> Action item
Could you show each line of the records that contains the word "title"?

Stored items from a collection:

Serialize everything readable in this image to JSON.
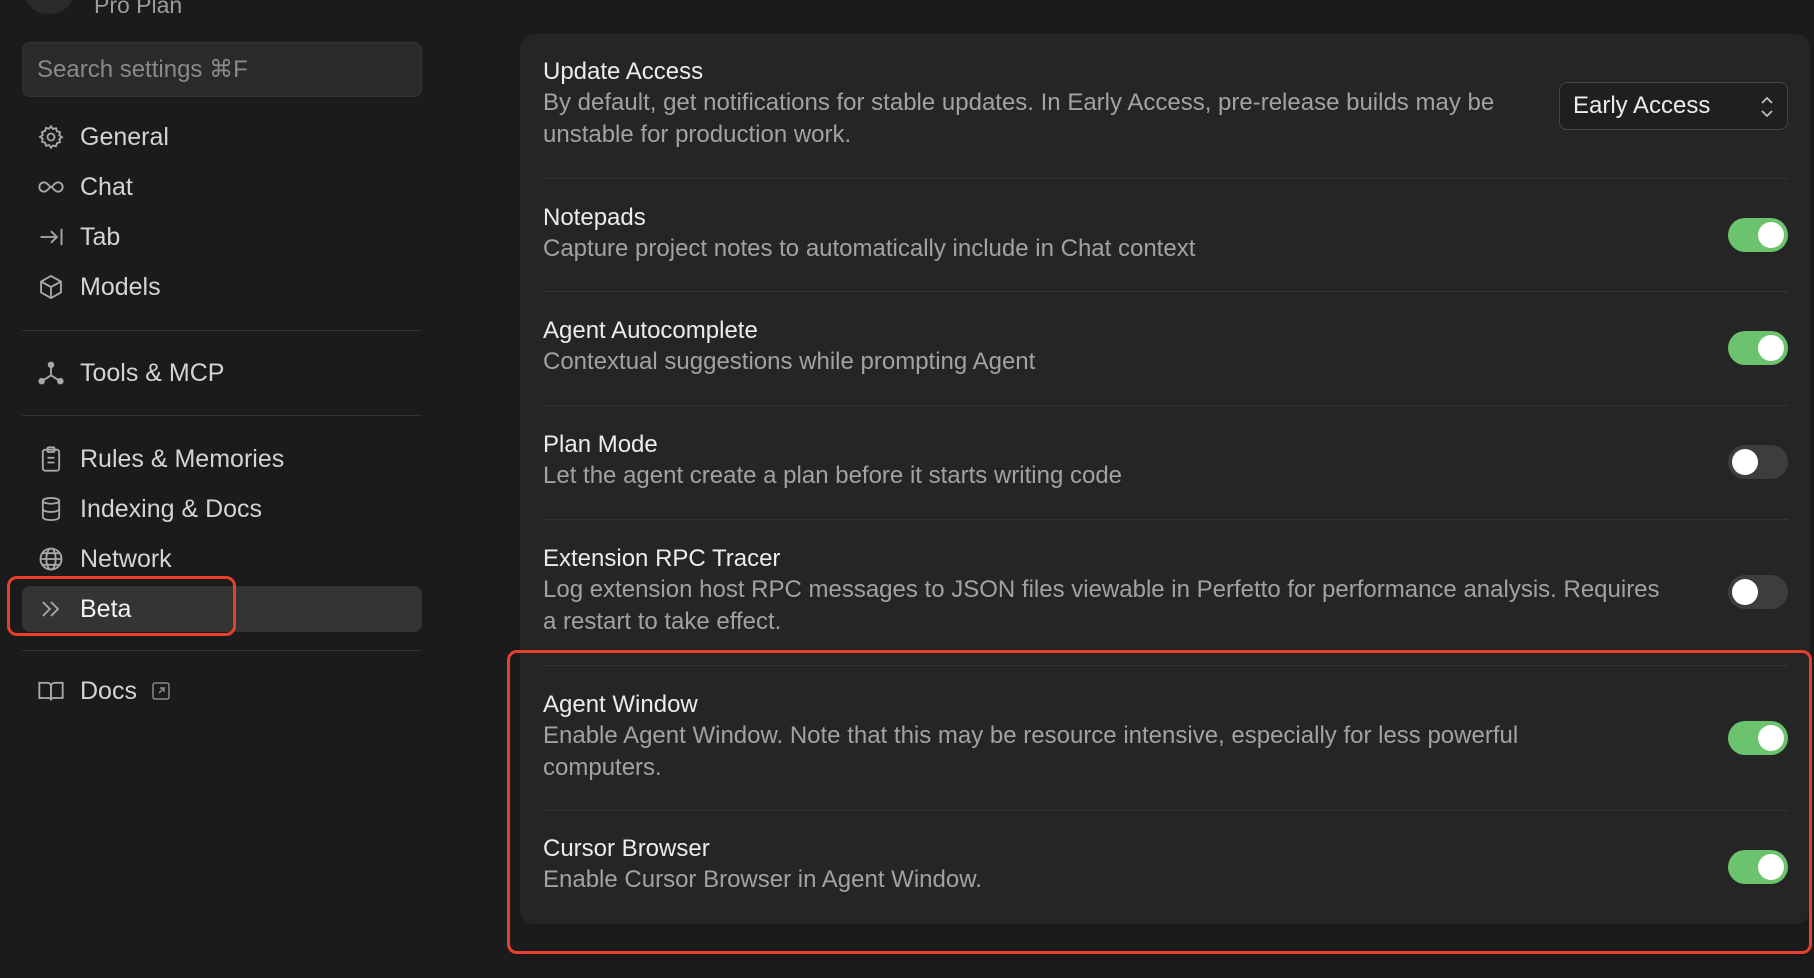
{
  "sidebar": {
    "plan_label": "Pro Plan",
    "search_placeholder": "Search settings ⌘F",
    "items": [
      {
        "label": "General",
        "icon": "gear-icon"
      },
      {
        "label": "Chat",
        "icon": "infinity-icon"
      },
      {
        "label": "Tab",
        "icon": "arrow-to-line-icon"
      },
      {
        "label": "Models",
        "icon": "cube-icon"
      },
      {
        "label": "Tools & MCP",
        "icon": "nodes-icon"
      },
      {
        "label": "Rules & Memories",
        "icon": "clipboard-icon"
      },
      {
        "label": "Indexing & Docs",
        "icon": "database-icon"
      },
      {
        "label": "Network",
        "icon": "globe-icon"
      },
      {
        "label": "Beta",
        "icon": "double-chevron-icon",
        "active": true
      },
      {
        "label": "Docs",
        "icon": "book-icon",
        "external": true
      }
    ]
  },
  "settings": [
    {
      "title": "Update Access",
      "description": "By default, get notifications for stable updates. In Early Access, pre-release builds may be unstable for production work.",
      "control": "select",
      "value": "Early Access"
    },
    {
      "title": "Notepads",
      "description": "Capture project notes to automatically include in Chat context",
      "control": "toggle",
      "enabled": true
    },
    {
      "title": "Agent Autocomplete",
      "description": "Contextual suggestions while prompting Agent",
      "control": "toggle",
      "enabled": true
    },
    {
      "title": "Plan Mode",
      "description": "Let the agent create a plan before it starts writing code",
      "control": "toggle",
      "enabled": false
    },
    {
      "title": "Extension RPC Tracer",
      "description": "Log extension host RPC messages to JSON files viewable in Perfetto for performance analysis. Requires a restart to take effect.",
      "control": "toggle",
      "enabled": false
    },
    {
      "title": "Agent Window",
      "description": "Enable Agent Window. Note that this may be resource intensive, especially for less powerful computers.",
      "control": "toggle",
      "enabled": true
    },
    {
      "title": "Cursor Browser",
      "description": "Enable Cursor Browser in Agent Window.",
      "control": "toggle",
      "enabled": true
    }
  ],
  "colors": {
    "background": "#1b1b1b",
    "panel": "#252525",
    "toggle_on": "#6cc36d",
    "toggle_off": "#3d3d3d",
    "highlight": "#e8402f"
  }
}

> The answer
      "title": "Update Access",
      "title": "Notepads",
      "title": "Agent Autocomplete",
      "title": "Plan Mode",
      "title": "Extension RPC Tracer",
      "title": "Agent Window",
      "title": "Cursor Browser",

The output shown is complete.